[Data listing — start]

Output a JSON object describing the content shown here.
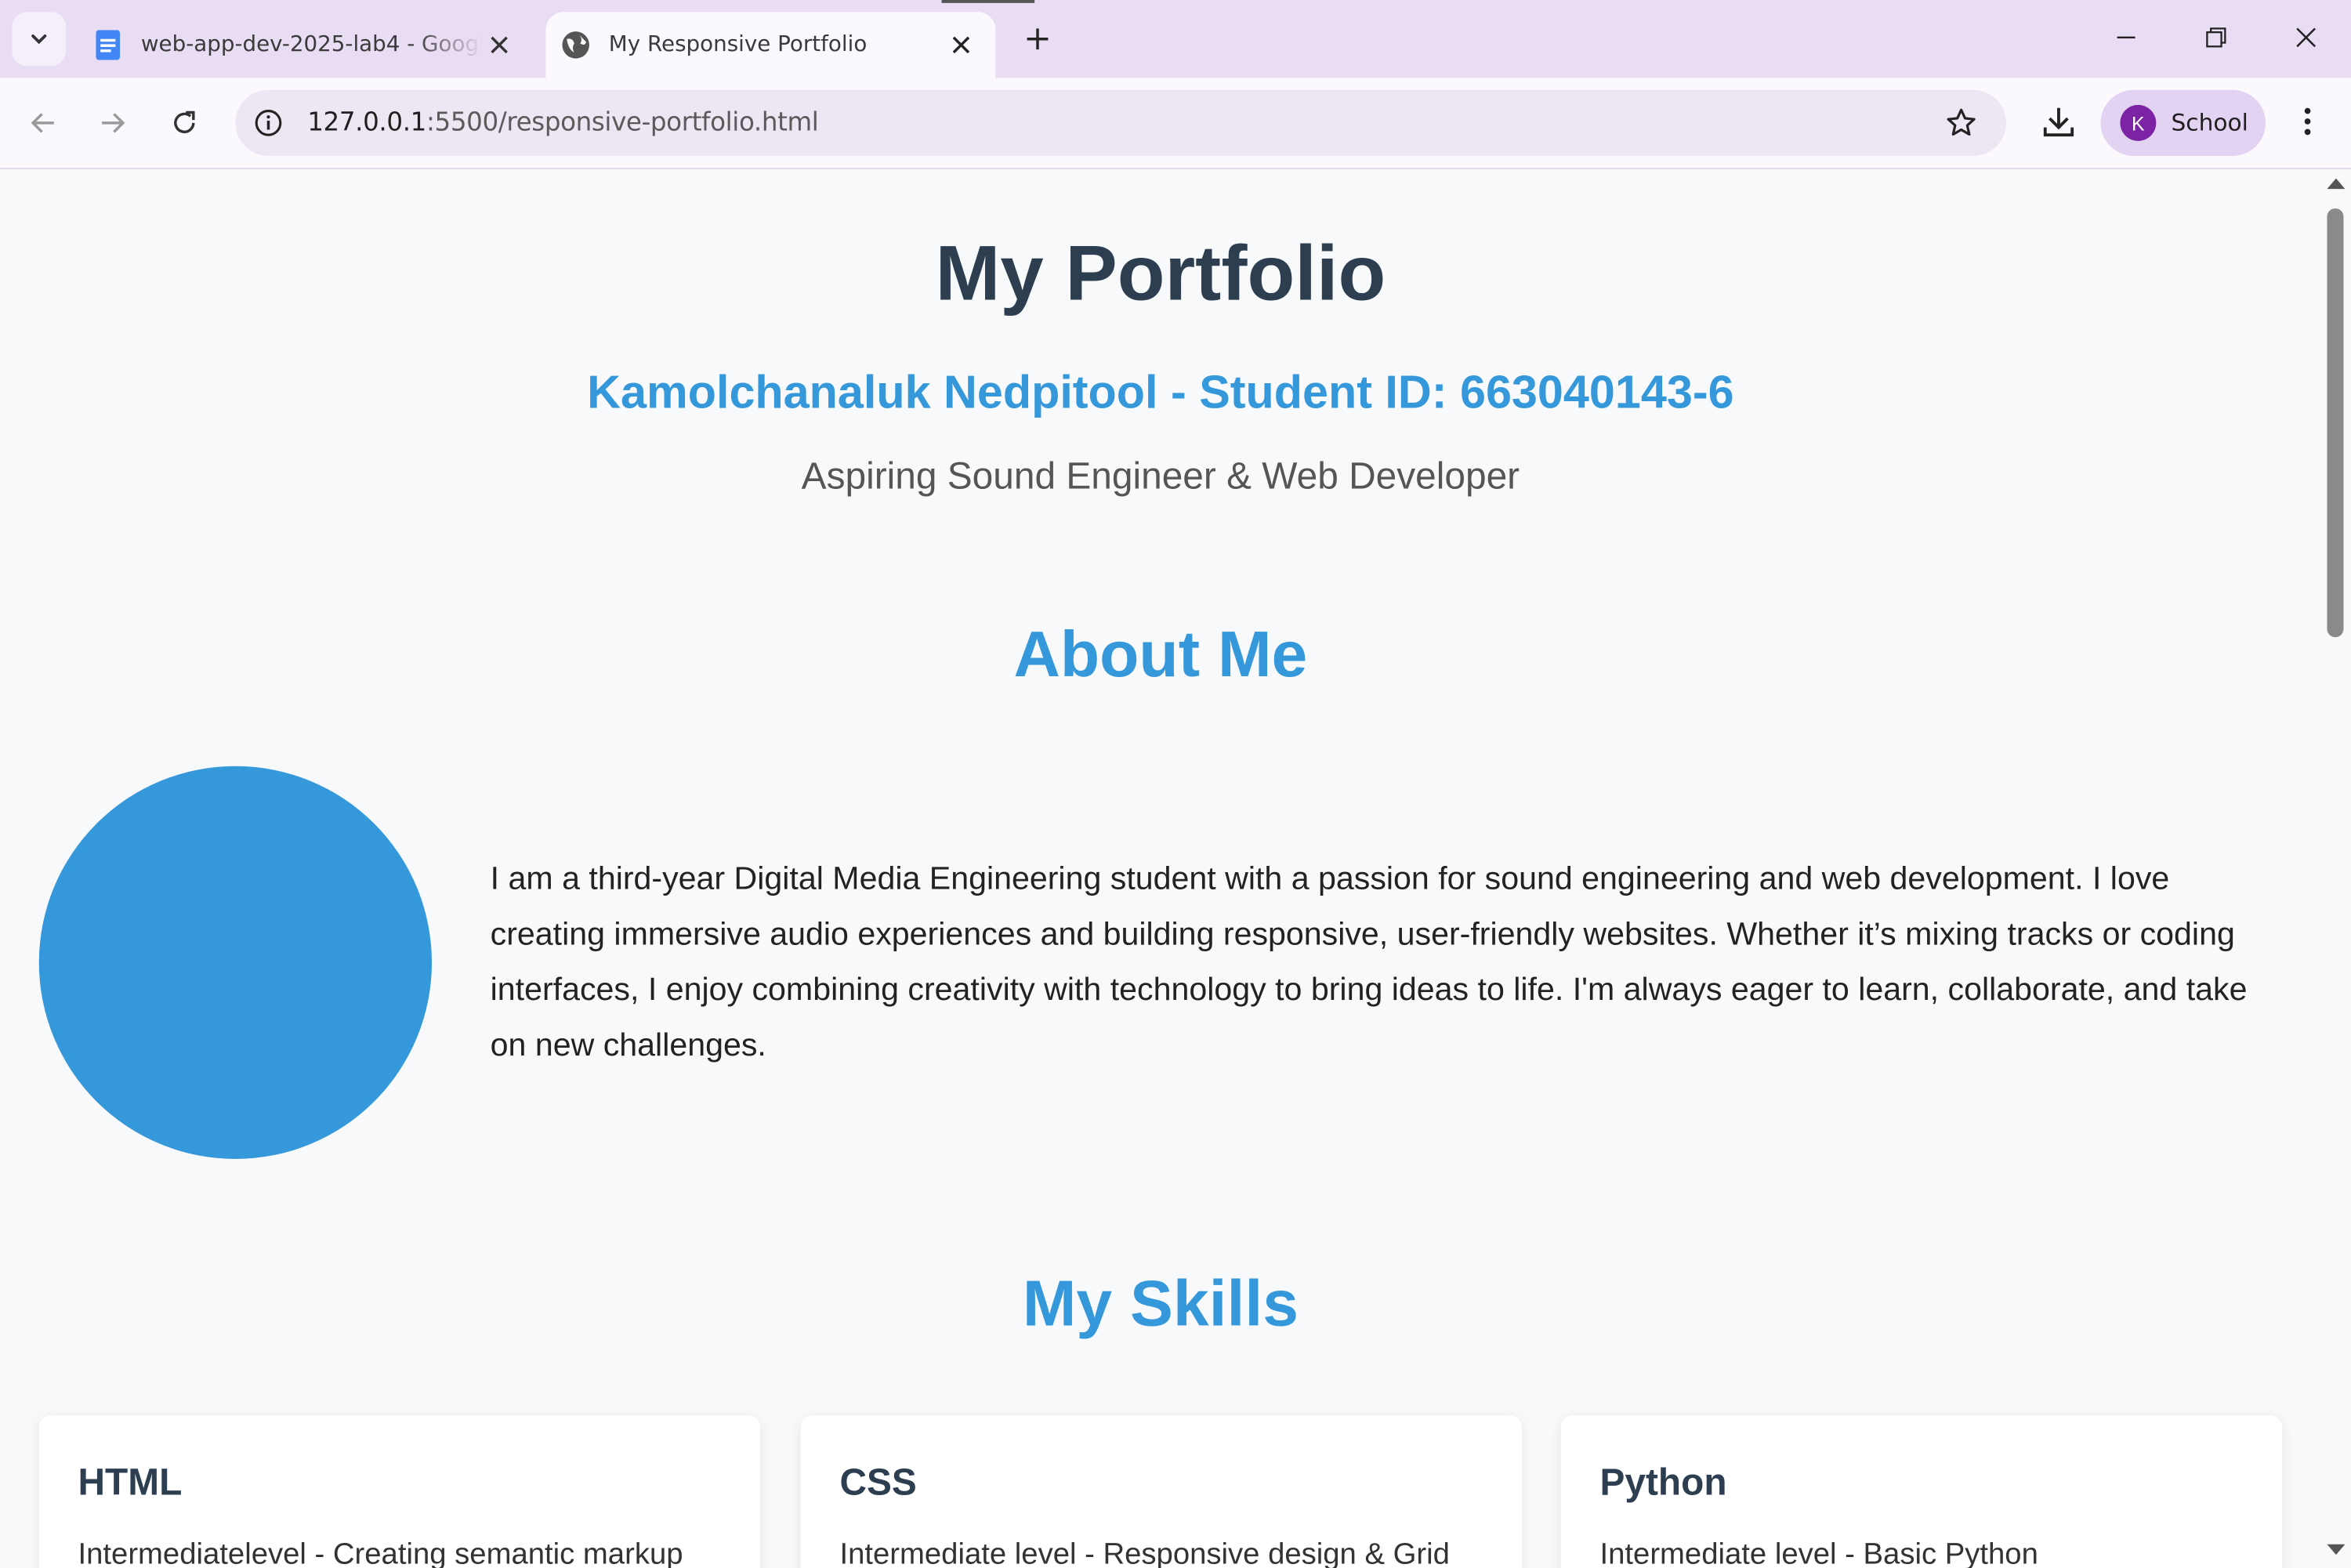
{
  "browser": {
    "tabs": [
      {
        "title": "web-app-dev-2025-lab4 - Google Docs",
        "icon": "google-docs-icon",
        "active": false
      },
      {
        "title": "My Responsive Portfolio",
        "icon": "globe-icon",
        "active": true
      }
    ],
    "address": {
      "host": "127.0.0.1",
      "rest": ":5500/responsive-portfolio.html"
    },
    "profile": {
      "initial": "K",
      "name": "School"
    }
  },
  "page": {
    "title": "My Portfolio",
    "student": "Kamolchanaluk Nedpitool - Student ID: 663040143-6",
    "tagline": "Aspiring Sound Engineer & Web Developer",
    "about": {
      "heading": "About Me",
      "text": "I am a third-year Digital Media Engineering student with a passion for sound engineering and web development. I love creating immersive audio experiences and building responsive, user-friendly websites. Whether it’s mixing tracks or coding interfaces, I enjoy combining creativity with technology to bring ideas to life. I'm always eager to learn, collaborate, and take on new challenges."
    },
    "skills": {
      "heading": "My Skills",
      "cards": [
        {
          "title": "HTML",
          "desc": "Intermediatelevel - Creating semantic markup"
        },
        {
          "title": "CSS",
          "desc": "Intermediate level - Responsive design & Grid"
        },
        {
          "title": "Python",
          "desc": "Intermediate level - Basic Python"
        }
      ]
    }
  },
  "colors": {
    "accent": "#3498db",
    "heading": "#2c3e50",
    "avatar": "#7b22a5",
    "tabstrip": "#e9ddf4"
  }
}
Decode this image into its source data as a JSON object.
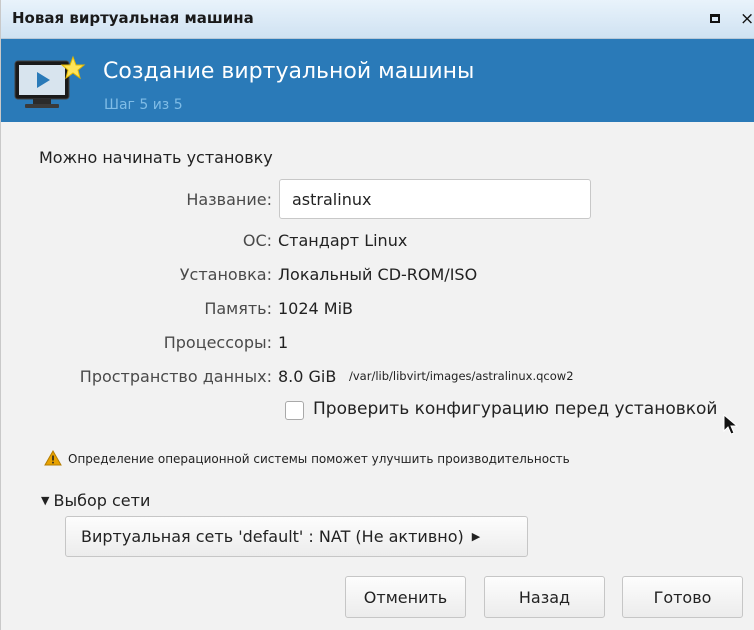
{
  "window": {
    "title": "Новая виртуальная машина",
    "maximize_icon": "maximize-icon",
    "close_glyph": "×"
  },
  "banner": {
    "title": "Создание виртуальной машины",
    "step": "Шаг 5 из 5",
    "icon": "vm-monitor-icon"
  },
  "summary": {
    "heading": "Можно начинать установку",
    "name_label": "Название:",
    "name_value": "astralinux",
    "os_label": "ОС:",
    "os_value": "Стандарт Linux",
    "install_label": "Установка:",
    "install_value": "Локальный CD-ROM/ISO",
    "memory_label": "Память:",
    "memory_value": "1024 MiB",
    "cpu_label": "Процессоры:",
    "cpu_value": "1",
    "storage_label": "Пространство данных:",
    "storage_value": "8.0 GiB",
    "storage_path": "/var/lib/libvirt/images/astralinux.qcow2",
    "customize_label": "Проверить конфигурацию перед установкой",
    "customize_checked": false
  },
  "warning": {
    "text": "Определение операционной системы поможет улучшить производительность",
    "icon": "warning-icon"
  },
  "network": {
    "expander_label": "Выбор сети",
    "selected": "Виртуальная сеть 'default' : NAT (Не активно)"
  },
  "buttons": {
    "cancel": "Отменить",
    "back": "Назад",
    "finish": "Готово"
  },
  "colors": {
    "banner": "#2a7ab8",
    "banner_step": "#7fbce6",
    "warning": "#e8a200"
  }
}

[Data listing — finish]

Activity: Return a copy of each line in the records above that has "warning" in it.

Answer to this task:
  "warning": {
    "icon": "warning-icon"
    "warning": "#e8a200"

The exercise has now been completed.